Feb. 14, 2006 – Challenging what many in the gay community see as an onerous prohibition on their relationships, lawyers with two gay-rights organizations asked a federal appeals court yesterday to uphold a lower-court ruling that Nebraskaâ€™s five-year-old ban on gay marriage is unconstitutional.
The lawyers argued that the amendment to the state constitution presents an "extraordinary burden" to same-sex couples. But the Nebraska Attorney Generalâ€™s office has a starkly different take on the issue, seeking to have the law restored after a district court struck it down last May.
The amendment, which was overwhelmingly approved by voters in November 2000, prevents the recognition of same-sex couples under any legal framework, including civil liberties and domestic partnerships.

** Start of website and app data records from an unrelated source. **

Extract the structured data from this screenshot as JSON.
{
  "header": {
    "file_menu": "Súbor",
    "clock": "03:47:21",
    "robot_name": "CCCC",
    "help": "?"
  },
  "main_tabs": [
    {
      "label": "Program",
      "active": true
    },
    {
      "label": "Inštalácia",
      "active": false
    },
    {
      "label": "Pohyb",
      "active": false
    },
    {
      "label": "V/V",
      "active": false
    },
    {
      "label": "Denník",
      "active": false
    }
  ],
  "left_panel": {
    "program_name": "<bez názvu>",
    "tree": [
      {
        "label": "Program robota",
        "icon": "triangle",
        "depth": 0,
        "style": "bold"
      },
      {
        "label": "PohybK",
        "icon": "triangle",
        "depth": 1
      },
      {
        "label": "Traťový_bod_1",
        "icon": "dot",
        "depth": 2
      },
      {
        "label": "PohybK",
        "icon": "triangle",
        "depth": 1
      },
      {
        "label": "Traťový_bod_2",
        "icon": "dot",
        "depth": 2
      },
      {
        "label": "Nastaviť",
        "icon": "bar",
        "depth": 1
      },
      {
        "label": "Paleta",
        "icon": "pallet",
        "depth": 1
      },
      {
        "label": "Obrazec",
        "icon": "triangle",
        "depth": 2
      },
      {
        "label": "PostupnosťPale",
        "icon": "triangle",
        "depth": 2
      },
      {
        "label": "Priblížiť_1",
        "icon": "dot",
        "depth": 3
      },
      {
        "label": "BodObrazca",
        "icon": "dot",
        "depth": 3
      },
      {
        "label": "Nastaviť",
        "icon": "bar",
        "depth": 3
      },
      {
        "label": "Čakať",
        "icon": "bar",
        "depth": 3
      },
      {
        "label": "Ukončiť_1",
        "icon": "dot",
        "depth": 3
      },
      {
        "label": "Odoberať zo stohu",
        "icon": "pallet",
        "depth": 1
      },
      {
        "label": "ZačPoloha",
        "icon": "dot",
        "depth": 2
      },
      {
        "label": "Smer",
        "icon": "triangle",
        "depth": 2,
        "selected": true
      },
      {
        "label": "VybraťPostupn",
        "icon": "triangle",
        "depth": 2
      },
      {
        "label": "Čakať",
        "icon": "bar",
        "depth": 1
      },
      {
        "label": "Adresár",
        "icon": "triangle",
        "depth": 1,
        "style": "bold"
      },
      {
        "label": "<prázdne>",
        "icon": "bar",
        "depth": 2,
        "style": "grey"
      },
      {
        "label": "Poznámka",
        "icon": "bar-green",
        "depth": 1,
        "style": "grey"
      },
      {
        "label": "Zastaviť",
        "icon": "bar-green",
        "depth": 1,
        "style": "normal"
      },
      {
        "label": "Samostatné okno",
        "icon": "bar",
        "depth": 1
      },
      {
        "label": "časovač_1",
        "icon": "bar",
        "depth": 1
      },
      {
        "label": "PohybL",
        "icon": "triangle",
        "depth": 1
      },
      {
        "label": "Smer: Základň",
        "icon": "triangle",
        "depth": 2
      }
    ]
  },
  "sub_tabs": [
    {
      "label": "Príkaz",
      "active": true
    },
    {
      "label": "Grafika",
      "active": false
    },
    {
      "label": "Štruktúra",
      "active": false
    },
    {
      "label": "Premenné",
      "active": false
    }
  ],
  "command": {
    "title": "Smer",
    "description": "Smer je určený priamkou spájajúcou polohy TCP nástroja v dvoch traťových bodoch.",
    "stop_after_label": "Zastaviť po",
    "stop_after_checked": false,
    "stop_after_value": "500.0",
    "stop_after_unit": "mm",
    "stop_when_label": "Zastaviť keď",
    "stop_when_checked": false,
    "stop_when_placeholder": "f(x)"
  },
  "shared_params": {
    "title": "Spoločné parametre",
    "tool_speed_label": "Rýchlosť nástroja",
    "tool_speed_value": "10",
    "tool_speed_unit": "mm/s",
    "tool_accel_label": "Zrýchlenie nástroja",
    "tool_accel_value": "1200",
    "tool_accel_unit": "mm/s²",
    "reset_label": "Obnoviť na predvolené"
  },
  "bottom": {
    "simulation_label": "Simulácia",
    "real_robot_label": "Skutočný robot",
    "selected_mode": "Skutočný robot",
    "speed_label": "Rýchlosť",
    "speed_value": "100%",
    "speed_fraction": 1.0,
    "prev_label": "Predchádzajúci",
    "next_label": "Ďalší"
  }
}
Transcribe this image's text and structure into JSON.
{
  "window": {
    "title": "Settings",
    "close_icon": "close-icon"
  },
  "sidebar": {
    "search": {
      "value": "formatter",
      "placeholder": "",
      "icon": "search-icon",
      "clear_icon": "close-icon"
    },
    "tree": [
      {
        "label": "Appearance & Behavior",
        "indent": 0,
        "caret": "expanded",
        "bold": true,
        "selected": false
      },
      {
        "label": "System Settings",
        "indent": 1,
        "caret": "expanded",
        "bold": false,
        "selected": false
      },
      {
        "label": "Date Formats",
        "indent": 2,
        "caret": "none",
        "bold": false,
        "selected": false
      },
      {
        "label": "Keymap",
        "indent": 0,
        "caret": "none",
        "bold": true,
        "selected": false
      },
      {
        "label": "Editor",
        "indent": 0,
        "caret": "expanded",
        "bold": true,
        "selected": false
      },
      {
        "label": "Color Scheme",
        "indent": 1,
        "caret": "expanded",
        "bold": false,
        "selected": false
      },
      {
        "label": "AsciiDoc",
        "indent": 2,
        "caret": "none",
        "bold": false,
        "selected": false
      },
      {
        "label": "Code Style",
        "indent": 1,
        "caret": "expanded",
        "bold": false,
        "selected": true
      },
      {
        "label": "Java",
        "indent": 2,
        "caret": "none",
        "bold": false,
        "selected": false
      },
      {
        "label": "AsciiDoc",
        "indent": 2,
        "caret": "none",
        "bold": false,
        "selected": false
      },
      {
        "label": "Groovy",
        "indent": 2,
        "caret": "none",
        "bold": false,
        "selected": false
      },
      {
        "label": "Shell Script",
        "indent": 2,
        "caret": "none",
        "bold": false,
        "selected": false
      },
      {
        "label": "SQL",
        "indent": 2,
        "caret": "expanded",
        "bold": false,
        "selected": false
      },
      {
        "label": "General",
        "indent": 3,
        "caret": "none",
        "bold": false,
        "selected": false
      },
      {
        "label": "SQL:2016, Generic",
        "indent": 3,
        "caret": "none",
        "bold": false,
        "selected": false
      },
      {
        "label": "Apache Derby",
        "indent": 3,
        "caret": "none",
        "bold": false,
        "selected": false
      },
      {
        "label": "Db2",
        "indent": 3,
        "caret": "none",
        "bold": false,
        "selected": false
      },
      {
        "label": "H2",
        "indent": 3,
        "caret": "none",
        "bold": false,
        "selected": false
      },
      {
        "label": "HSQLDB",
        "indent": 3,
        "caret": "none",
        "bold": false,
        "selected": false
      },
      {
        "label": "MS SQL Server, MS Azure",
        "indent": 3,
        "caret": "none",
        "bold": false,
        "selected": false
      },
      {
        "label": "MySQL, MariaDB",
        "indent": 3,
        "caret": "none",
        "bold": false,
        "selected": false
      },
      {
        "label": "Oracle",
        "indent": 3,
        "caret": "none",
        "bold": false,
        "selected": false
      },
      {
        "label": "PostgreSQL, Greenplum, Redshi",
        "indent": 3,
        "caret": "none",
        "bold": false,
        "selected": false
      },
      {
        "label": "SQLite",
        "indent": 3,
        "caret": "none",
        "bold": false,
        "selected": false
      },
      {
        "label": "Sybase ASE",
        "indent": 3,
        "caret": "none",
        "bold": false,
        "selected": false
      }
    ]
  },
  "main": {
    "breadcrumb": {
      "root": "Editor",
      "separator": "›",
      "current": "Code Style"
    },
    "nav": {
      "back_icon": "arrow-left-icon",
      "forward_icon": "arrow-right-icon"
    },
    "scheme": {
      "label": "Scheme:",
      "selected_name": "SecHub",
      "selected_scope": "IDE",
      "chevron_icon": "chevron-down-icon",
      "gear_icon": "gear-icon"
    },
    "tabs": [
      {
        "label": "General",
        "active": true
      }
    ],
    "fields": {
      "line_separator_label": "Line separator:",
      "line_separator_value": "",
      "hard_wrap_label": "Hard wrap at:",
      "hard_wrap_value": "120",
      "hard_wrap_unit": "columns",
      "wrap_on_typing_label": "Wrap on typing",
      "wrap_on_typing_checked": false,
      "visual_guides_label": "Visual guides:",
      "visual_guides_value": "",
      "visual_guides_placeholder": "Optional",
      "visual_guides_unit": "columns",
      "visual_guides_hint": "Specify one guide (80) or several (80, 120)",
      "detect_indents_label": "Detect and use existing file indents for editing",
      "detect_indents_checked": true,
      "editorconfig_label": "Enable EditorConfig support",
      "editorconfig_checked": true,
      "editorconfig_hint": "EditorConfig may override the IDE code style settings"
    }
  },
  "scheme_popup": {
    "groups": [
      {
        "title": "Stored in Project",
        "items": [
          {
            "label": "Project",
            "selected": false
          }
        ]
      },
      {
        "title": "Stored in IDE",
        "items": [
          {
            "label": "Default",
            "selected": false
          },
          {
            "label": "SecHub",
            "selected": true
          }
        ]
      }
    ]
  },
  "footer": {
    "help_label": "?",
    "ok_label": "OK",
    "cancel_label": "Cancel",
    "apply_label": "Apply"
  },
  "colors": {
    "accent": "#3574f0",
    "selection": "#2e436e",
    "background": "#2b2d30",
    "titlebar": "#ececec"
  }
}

Nebraska already had laws on the books preventing the state from legally recognizing gay marriages.
Calling the ban "the most extreme anti-gay family law in the nation," David Buckel, a lawyer with the gay-rights group Lambda Legal Defense said in a statement on Monday that the amendment "in effect put a sign on the door of the Nebraska legislature saying â€˜Same-Sex Couples Not Allowedâ€™."
Lawyers with Lambda and the American Civil Liberties Union noted in court papers that the law is the first in the nation to specifically bar any legal recognition of same-sex relationships by a state government. The advocates argue that the law effectively blocks couples from establishing spousal rights and responsibilities, like end-of-life decision-making authority. They also contend that the broad scope of the ban by extension limits the right of same-sex couples to lobby for any form of legal recognition, hindering their ability to petition the government for the same rights as heterosexuals
Buckel noted that a 2003 opinion issued by the Nebraska Attorney Generalâ€™s office already pressured state lawmakers to back down from legislation granting gay males decision-making rights when burying their partners.
Lambda and the ACLU originally filed a legal challenge to the amendment in 2003 on behalf of Citizens for Equal Protection and Advocates for Justice and Equality, two statewide queer-rights groups.
Last May, District Court Judge Joseph Bataillion agreed with the plaintiffsâ€™ reasoning and repealed the amendment, saying that it could prevent queer couples from petitioning lawmakers for access to the political process and improperly kept them from enjoying many of the same privileges afforded heterosexual pairings. The state immediately filed an appeal on the grounds that the federal court had overruled the will of state voters.
In arguments yesterday, Deputy Attorney General Matt McNair said no state residents have experienced political discrimination due to the constitutional amendment and that Nebraskan gays have as many options for redress and access to the political system as any other state resident. He accused gay-rights groups of seeking special protections "based on recognizing a relationship."
ACLU counsel Tamara Lange countered that the ban "restructures the system and closes the doors of government to gay people."
The three-judge appeals-court panel has not indicated when it will rule on the case.